After several thousand pages worth of reading concerning the Second Amendment, I've come to the conclusion that there is a way past the reactionary NRA faction's obstinacy about what Congress can do concerning gun control. As the Amendment stands, the NRA and Gun Owners of America's most strident interpretation is correct -- but the Amendment does not stand alone. I was reminded of this in principle when perusing the remarks of Justice Souter in his commencement address at Harvard, specifically that no piece of the Constitution may be taken in isolation.
Here is where the key lies:
"The Congress shall have power... To provide for organizing, arming, and disciplining, the militia,...."
--Art I Sec 8.
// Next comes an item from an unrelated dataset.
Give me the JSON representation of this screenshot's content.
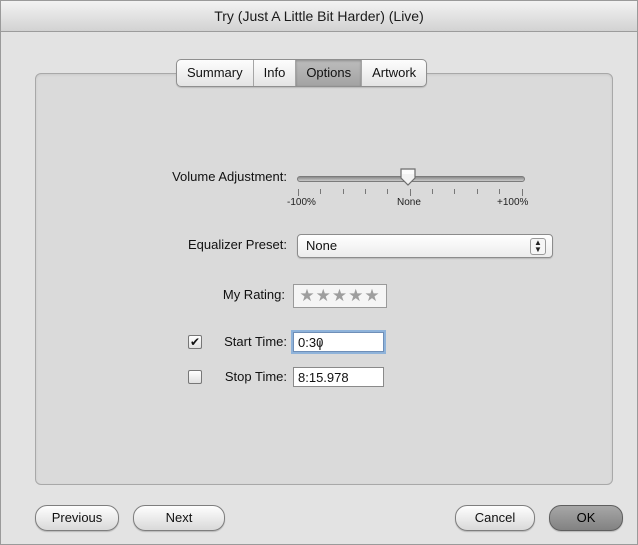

It seems plain to me that setting restrictions on what firearms may be carried for common use, i.e. for keeping and bearing, comes under the authority given for "organizing... and disciplining, the militia". This would cover one of the items of current immediate attention, namely the size of magazines for semiautomatic weapons. Under the militia concept in the eighteenth century, arms not considered appropriate for common use were not banned for citizens, but were required to be stored in appointed places for arms for the militia; specifically, they were stored in arsenals under the command of the militia's officers. Congress power certainly extends to defining magazines which contain more than, say, twenty rounds as not appropriate for keeping and bearing for everyday purposes -- and to require those who own such to have them stored at an appropriate facility, under lock and key, for use at that facility (or in competitions).
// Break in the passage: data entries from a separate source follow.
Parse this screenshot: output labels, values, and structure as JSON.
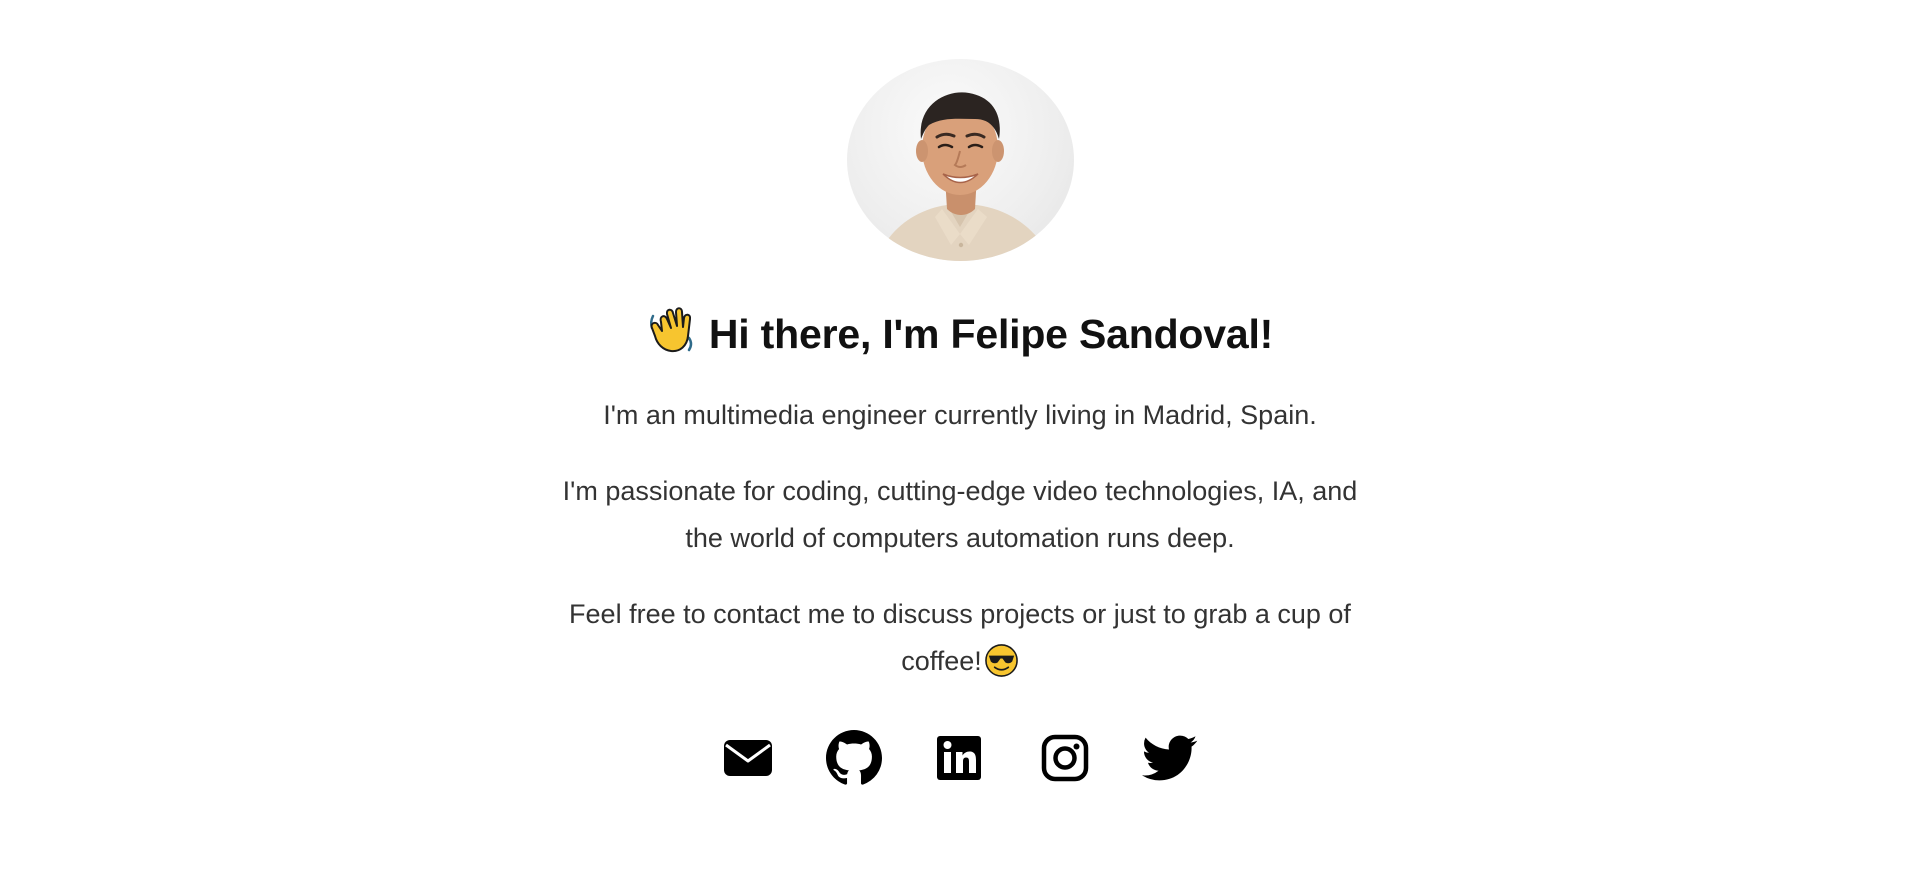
{
  "profile": {
    "photo_alt": "Felipe Sandoval"
  },
  "greeting": {
    "emoji": "waving-hand",
    "text": "Hi there, I'm Felipe Sandoval!"
  },
  "bio": {
    "line1": "I'm an multimedia engineer currently living in Madrid, Spain.",
    "line2": "I'm passionate for coding, cutting-edge video technologies, IA, and the world of computers automation runs deep.",
    "line3": "Feel free to contact me to discuss projects or just to grab a cup of coffee!",
    "line3_emoji": "smiling-face-with-sunglasses"
  },
  "social": {
    "items": [
      {
        "icon": "envelope-icon",
        "label": "Email"
      },
      {
        "icon": "github-icon",
        "label": "GitHub"
      },
      {
        "icon": "linkedin-icon",
        "label": "LinkedIn"
      },
      {
        "icon": "instagram-icon",
        "label": "Instagram"
      },
      {
        "icon": "twitter-icon",
        "label": "Twitter"
      }
    ],
    "color": "#000000"
  },
  "colors": {
    "background": "#ffffff",
    "heading": "#111111",
    "body_text": "#333333",
    "emoji_yellow": "#f7c52f"
  }
}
We have today no arsenals, for the simple reason that since the introduction of the National Guard as an organized militia, our unorganized or common militia has lost the habit of training, and communities since roughly the time of the Civil War have ceased organizing citizens' militias. But we have a somewhat comparable institution, something our forefathers didn't have, in the form of the gun club, shooting club, or shooting range, where facilities generally exist where firearms and/or accessories may be stored under lock and key for the use of their owners at those facilities.
Thus the path to follow would seem to be thus: that Congress, under its authority to organize and discipline the militia, specify that any magazines of more than twenty rounds must be stored at a gun club, shooting club, or shooting range, available to the owner as described above. Congress might also appropriate some funds for zero-interest loans to such organizations to provide storage means if such are lacking.
This would be very hard for LaPierre to fight, because it rests solidly in the militia tradition he supposedly defends.